The disagreements among Republicans surfaced as negotiations on a deficit reduction plan designed to supplant and avert the automatic cuts and tax hikes got more serious, with both parties having presented opening offers.
Sen. Jim DeMint, a South Carolinian with a following among small-government conservatives, lashed out Boehner's offer.
"Speaker Boehner's $800 billion tax hike will destroy American jobs and allow politicians in Washington to spend even more," DeMint said in a statement.
In the House, two first-term Republican Tea Party stalwarts — Tim Huelskamp of Kansas and Justin Amash of Michigan — were removed by party leadership from the powerful budget committee in what Huelskamp called "a vindictive move."
The Republican leadership offered no immediate explanation for the unusual action, but Boehner has had problems bringing in line the large Tea Party wing in the House. Elected to Congress in force in 2010, they regard the speaker as too much of a compromiser and tied his hands during talks in 2011 on raising the debt ceiling.
"The GOP leadership might think they have silenced conservatives, but removing me and others from key committees only confirms our conservative convictions," said Huelskamp.
Washington interest groups are now fully consumed by the cliff, and some are in a bit of a panic about what the talks might bring.
Tensions erupted on Tuesday at a forum convened by a fiscal responsibility group called Fix the Debt, which seeks to reduce the federal government's debt and includes a range of business, think tank and political leaders.
Audience members stood and repeatedly interrupted Republican Sen. Rob Portman of Ohio as he attempted to make a speech. They urged protections from cuts for the Social Security and Medicare social safety net programs.
Others shouted down the protesters until they marched out of the forum, where Democratic Senate Finance Committee Chairman Max Baucus also made remarks.
The central dispute between the two parties has been what to do about low individual income tax rates that will expire at year-end. The low rates were first signed into law a decade ago by former President George W. Bush.

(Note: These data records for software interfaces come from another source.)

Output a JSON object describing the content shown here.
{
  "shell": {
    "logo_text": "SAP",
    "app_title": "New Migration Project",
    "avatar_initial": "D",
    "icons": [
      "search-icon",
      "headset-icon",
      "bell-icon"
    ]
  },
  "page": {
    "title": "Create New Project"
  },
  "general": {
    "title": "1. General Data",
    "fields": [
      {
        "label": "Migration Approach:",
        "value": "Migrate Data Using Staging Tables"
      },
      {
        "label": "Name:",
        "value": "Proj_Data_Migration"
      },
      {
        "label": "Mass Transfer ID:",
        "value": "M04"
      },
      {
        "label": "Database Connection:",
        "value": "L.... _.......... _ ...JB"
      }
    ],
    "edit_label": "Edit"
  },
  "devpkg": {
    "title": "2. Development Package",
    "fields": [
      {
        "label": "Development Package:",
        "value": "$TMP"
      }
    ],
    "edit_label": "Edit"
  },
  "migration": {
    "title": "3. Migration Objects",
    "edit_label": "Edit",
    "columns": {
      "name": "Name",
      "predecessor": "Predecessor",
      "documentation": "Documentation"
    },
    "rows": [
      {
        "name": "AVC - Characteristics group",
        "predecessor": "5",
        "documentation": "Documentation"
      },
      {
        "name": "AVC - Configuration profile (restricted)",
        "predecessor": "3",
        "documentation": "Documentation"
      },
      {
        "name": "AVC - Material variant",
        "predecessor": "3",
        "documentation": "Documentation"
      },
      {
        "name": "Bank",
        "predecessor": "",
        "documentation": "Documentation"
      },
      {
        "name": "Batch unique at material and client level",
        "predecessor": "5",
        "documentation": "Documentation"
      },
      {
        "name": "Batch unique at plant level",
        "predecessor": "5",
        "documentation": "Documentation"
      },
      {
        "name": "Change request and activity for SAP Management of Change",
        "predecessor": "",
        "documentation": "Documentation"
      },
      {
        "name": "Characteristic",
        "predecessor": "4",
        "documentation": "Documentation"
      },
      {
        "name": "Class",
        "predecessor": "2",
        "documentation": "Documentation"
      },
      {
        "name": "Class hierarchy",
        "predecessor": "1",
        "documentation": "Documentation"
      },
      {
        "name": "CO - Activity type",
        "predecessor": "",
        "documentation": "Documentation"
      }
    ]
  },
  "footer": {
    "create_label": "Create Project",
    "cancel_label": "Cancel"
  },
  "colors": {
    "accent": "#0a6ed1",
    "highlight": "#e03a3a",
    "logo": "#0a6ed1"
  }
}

Obama wants to extend the low rates for 98 percent of taxpayers, but not for the top 2 percent. Republicans have insisted that the low tax rates be extended for the wealthy as well.
The White House dismissed Boehner's proposal within an hour of its being made public, the same treatment Republicans gave Obama's deficit reduction plan offered last week.
While the offers and counter-offers between Republicans and Democrats may ultimately create the conditions for actually getting in a room together and bargaining at length, so far the moves have been out in public and mostly for show.
It's "just a Kabuki theater you go through" so far, Erskine Bowles said in an interview Monday evening on PBS' "Newshour." Bowles was co-chair with former U.S. Sen. Alan Simpson of a deficit reduction commission widely praised for its recommendations two years ago but never accepted by either party.
"They're going to have to get together at some point in time when the time is right in a conference room and go through these three big items," Bowles said.
Washington is awash in competing plans to cut the federal deficit. A think tank with ties to the Obama administration laid out another plan on Tuesday, urging the president to go bold and seek more concessions from Republicans on tax hikes.
Obama, meanwhile, met with six governors on Tuesday. The governors -- Democrats Jack Markell of Delaware, Mark Dayton of Minnesota and Mike Beebe of Arkansas and Republicans Gary Herbert of Utah, Scott Walker of Wisconsin and Mary Fallin of Oklahoma -- hold leadership positions in the National Governors Association.
"We asked for flexibility on how the federal money is passed down to the states and the cuts that are passed down, that we could have some flexibility to do what's in the best interest of our states," Fallin said.
They were to meet with GOP leaders later Tuesday.The Associated Press contributed to this story.